#### [Directions for this task]
Please repeat the records, word for word and without gaps.

#### [Given records]
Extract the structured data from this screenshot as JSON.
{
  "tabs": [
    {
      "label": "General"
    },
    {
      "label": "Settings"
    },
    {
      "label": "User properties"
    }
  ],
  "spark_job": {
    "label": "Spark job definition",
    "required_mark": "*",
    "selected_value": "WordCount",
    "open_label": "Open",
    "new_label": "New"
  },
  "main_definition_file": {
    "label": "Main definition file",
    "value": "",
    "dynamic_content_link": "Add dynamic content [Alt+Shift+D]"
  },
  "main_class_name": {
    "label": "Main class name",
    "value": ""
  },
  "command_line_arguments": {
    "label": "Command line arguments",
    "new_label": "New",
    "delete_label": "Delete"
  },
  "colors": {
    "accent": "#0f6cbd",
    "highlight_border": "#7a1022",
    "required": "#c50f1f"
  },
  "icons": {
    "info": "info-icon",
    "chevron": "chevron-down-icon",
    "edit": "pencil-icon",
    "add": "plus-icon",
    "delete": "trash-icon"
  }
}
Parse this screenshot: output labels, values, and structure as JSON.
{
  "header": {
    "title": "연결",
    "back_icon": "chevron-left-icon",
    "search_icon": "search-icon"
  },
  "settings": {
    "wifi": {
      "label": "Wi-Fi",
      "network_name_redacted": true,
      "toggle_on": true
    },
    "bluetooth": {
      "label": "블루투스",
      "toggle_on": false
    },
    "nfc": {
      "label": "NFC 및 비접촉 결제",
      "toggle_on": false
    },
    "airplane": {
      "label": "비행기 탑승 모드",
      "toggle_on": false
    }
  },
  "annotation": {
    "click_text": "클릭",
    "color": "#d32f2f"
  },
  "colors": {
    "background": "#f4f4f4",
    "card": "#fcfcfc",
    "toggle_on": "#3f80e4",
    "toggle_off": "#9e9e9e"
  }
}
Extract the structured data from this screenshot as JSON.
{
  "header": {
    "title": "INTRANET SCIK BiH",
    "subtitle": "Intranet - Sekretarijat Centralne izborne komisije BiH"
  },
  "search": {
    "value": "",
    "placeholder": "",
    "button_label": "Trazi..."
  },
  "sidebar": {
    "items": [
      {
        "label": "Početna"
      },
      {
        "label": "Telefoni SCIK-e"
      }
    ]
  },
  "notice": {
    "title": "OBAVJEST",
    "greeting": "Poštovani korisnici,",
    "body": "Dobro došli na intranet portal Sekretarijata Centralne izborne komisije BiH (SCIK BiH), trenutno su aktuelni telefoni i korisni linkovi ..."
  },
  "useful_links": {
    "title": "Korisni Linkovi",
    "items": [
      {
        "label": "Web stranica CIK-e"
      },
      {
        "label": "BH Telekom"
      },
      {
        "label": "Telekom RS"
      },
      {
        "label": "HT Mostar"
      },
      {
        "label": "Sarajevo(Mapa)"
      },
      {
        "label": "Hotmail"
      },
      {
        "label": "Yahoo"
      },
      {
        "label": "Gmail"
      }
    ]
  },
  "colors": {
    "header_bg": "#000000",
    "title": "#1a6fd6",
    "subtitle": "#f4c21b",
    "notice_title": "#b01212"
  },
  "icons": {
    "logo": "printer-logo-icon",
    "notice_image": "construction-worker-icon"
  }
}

#### [Solution]
Extract the structured data from this screenshot as JSON.
{
  "tabs": [
    {
      "label": "General"
    },
    {
      "label": "Settings"
    },
    {
      "label": "User properties"
    }
  ],
  "spark_job": {
    "label": "Spark job definition",
    "required_mark": "*",
    "selected_value": "WordCount",
    "open_label": "Open",
    "new_label": "New"
  },
  "main_definition_file": {
    "label": "Main definition file",
    "value": "",
    "dynamic_content_link": "Add dynamic content [Alt+Shift+D]"
  },
  "main_class_name": {
    "label": "Main class name",
    "value": ""
  },
  "command_line_arguments": {
    "label": "Command line arguments",
    "new_label": "New",
    "delete_label": "Delete"
  },
  "colors": {
    "accent": "#0f6cbd",
    "highlight_border": "#7a1022",
    "required": "#c50f1f"
  },
  "icons": {
    "info": "info-icon",
    "chevron": "chevron-down-icon",
    "edit": "pencil-icon",
    "add": "plus-icon",
    "delete": "trash-icon"
  }
}
Parse this screenshot: output labels, values, and structure as JSON.
{
  "header": {
    "title": "연결",
    "back_icon": "chevron-left-icon",
    "search_icon": "search-icon"
  },
  "settings": {
    "wifi": {
      "label": "Wi-Fi",
      "network_name_redacted": true,
      "toggle_on": true
    },
    "bluetooth": {
      "label": "블루투스",
      "toggle_on": false
    },
    "nfc": {
      "label": "NFC 및 비접촉 결제",
      "toggle_on": false
    },
    "airplane": {
      "label": "비행기 탑승 모드",
      "toggle_on": false
    }
  },
  "annotation": {
    "click_text": "클릭",
    "color": "#d32f2f"
  },
  "colors": {
    "background": "#f4f4f4",
    "card": "#fcfcfc",
    "toggle_on": "#3f80e4",
    "toggle_off": "#9e9e9e"
  }
}
Extract the structured data from this screenshot as JSON.
{
  "header": {
    "title": "INTRANET SCIK BiH",
    "subtitle": "Intranet - Sekretarijat Centralne izborne komisije BiH"
  },
  "search": {
    "value": "",
    "placeholder": "",
    "button_label": "Trazi..."
  },
  "sidebar": {
    "items": [
      {
        "label": "Početna"
      },
      {
        "label": "Telefoni SCIK-e"
      }
    ]
  },
  "notice": {
    "title": "OBAVJEST",
    "greeting": "Poštovani korisnici,",
    "body": "Dobro došli na intranet portal Sekretarijata Centralne izborne komisije BiH (SCIK BiH), trenutno su aktuelni telefoni i korisni linkovi ..."
  },
  "useful_links": {
    "title": "Korisni Linkovi",
    "items": [
      {
        "label": "Web stranica CIK-e"
      },
      {
        "label": "BH Telekom"
      },
      {
        "label": "Telekom RS"
      },
      {
        "label": "HT Mostar"
      },
      {
        "label": "Sarajevo(Mapa)"
      },
      {
        "label": "Hotmail"
      },
      {
        "label": "Yahoo"
      },
      {
        "label": "Gmail"
      }
    ]
  },
  "colors": {
    "header_bg": "#000000",
    "title": "#1a6fd6",
    "subtitle": "#f4c21b",
    "notice_title": "#b01212"
  },
  "icons": {
    "logo": "printer-logo-icon",
    "notice_image": "construction-worker-icon"
  }
}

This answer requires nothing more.